= Supplied data =

■ ■ ■ ■ ■ ■ ■

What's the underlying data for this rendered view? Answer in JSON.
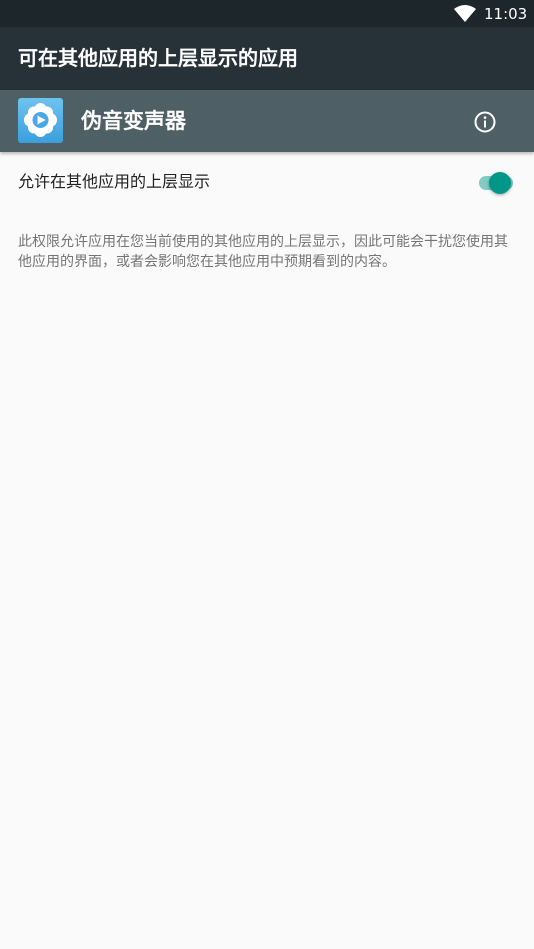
{
  "status_bar": {
    "time": "11:03",
    "wifi_icon": "wifi-icon"
  },
  "toolbar": {
    "title": "可在其他应用的上层显示的应用"
  },
  "app": {
    "name": "伪音变声器",
    "icon": "app-cloud-play-icon",
    "info_icon": "info-icon"
  },
  "setting": {
    "label": "允许在其他应用的上层显示",
    "enabled": true
  },
  "description": "此权限允许应用在您当前使用的其他应用的上层显示，因此可能会干扰您使用其他应用的界面，或者会影响您在其他应用中预期看到的内容。",
  "colors": {
    "status_bar": "#1d262b",
    "toolbar": "#263238",
    "app_header": "#4f5f66",
    "switch_thumb": "#009688",
    "switch_track": "#80cbc4",
    "background": "#fafafa"
  }
}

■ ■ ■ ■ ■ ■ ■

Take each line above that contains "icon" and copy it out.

    "wifi_icon": "wifi-icon"
    "icon": "app-cloud-play-icon",
    "info_icon": "info-icon"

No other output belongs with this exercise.